When you slow down and take time to be in your own space, inside your own mind and body, in a relaxed environment — you tend to discover some things your brain is trying to work out or complete or solve. This often can happen when we lay down at night. When the body stops and the space gets dark and quiet, your brain can finally have your full attention and start its laundry list of things it’s wanting you to work out from the day, about your coworkers or spouse, the schedule, planning for the future, and worrying about the past. This ends up being an unhealthy time for your mind to start chattering because sleep is of utmost importance. Many survivors struggle with sleep disruptions and insomnia because the brain is using the space to work through everything it has ever been through, and it takes so long to calm its overactive nervous system.
If this is you, you probably find the same thing happens when you hit the meditation pillow where, for some, taming the monkey mind seems unreasonably difficult. That’s very normal, actually. If being here every day for ten minutes is the one time of day you are able to sacrifice and carve out as alone, quiet, relaxed, dark, peaceful space, then your experiences with monkey mind are extra common.
So — today is an unconventional practice just for you. I want to honor you for taking the time to be here, and I want you to try to be mindful inside of your non-stop brain. We aren’t going to focus on the breath or body or an anchor. Now is the time to let your mind run freely. What this mindfulness practice today is to watch it happen. Give your brain an open field for full frolicking mode — just try to not let your mind get completely lost in thought. Try to watch your thoughts, from a non-judgmental seat like a tourist would watch monkeys swinging from tree to tree in the jungle. Try to notice your body sensations while thinking. Be extra aware of emotions that arise while the thoughts jump around you. Follow the thoughts to see how far into oblivion they can go, and then chuckle to yourself as you notice the absurdity of the movie playing out in your head. Maybe there is a serious issue that comes to your mind, and you can just follow the journey the brain goes on trying to make sense of it. Maybe a difficult emotion is going to arise; just watch the story is that is causing it. Wriggle along with the storyline to see if your brain can work itself out. If you lose contact with the space, sensations, or your point of view, notice that and come back to focusing on the thoughts drifting through. Let’s allow this time to be the creative playground for your mind to get lost in wonder today.
Close your eyes and see what you uncover in your mind for a few minutes.
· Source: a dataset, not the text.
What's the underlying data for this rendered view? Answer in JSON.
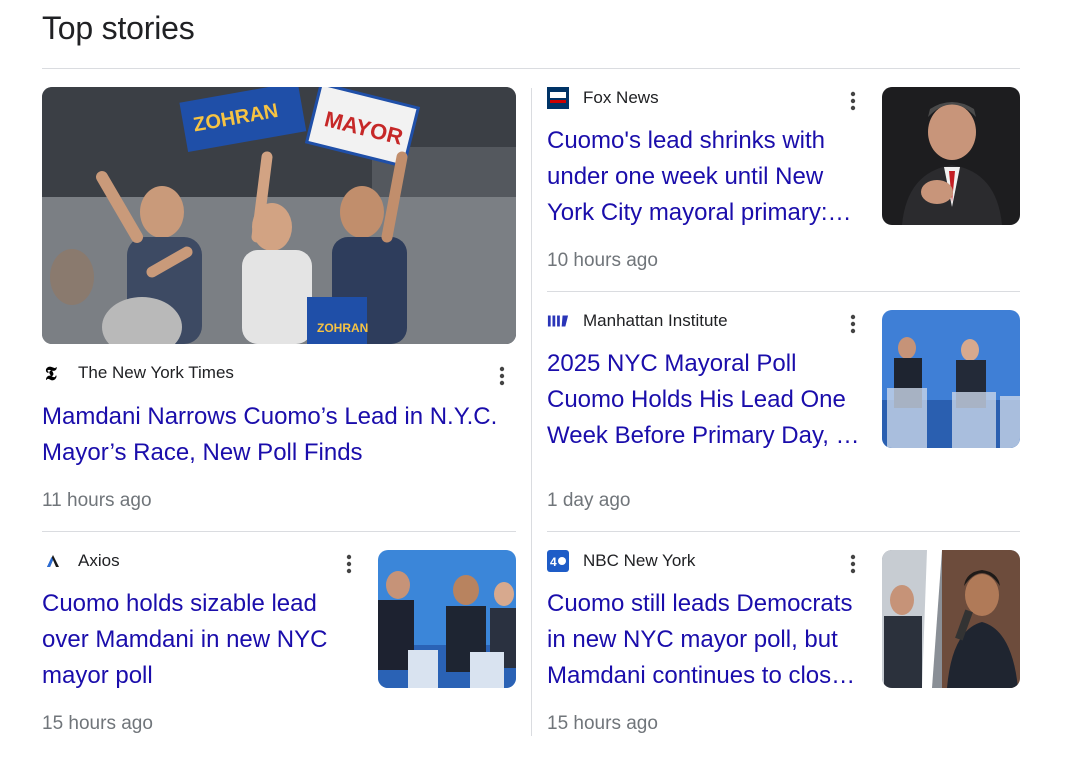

Welcome back. Open your eyes and wiggle your fingers and toes. Reground into the room you are in.
When your brain had your full attention, what did it uncover? Is there some vision or goal you need to go write down like a dream journal? Is there a pressing matter you need to add to your to-do that you had been forgetting? Did you uncover a new perspective to a trauma trigger that you had earlier this week? Did you solve an argument you and your partner had?
Whatever you uncovered is precious. Treat it like a newly discovered gem. Your brain created an idea, calculated stuff, organized an issue, or talked you onto or off of a ledge — now you know what it wanted to tell you while you were busy all day long. Yet you allowed the thinking to uncover itself in a process of mindfulness — you stayed present to your body and emotions and the world around you without getting too swept away.
If you found this very helpful, maybe you could find a space to add in a 5–10-minute monkey mind session throughout the day. Meditation is to help improve mental focus and to stay present in the moment. Today we wanted to see what it would look like without a settled focus, just for fun. If your mind was going crazy with delight for you allowing it to flutter around its playground, perhaps a few minutes of that right before you begin a meditation practice would help settle the monkeys so you can work on staying present in the moment or focused on an anchor.
This is a new tool for you to play with as you become more aware of what your mind, body, and spirit all want to uncover for you. This was great and important work. Be well, survivors.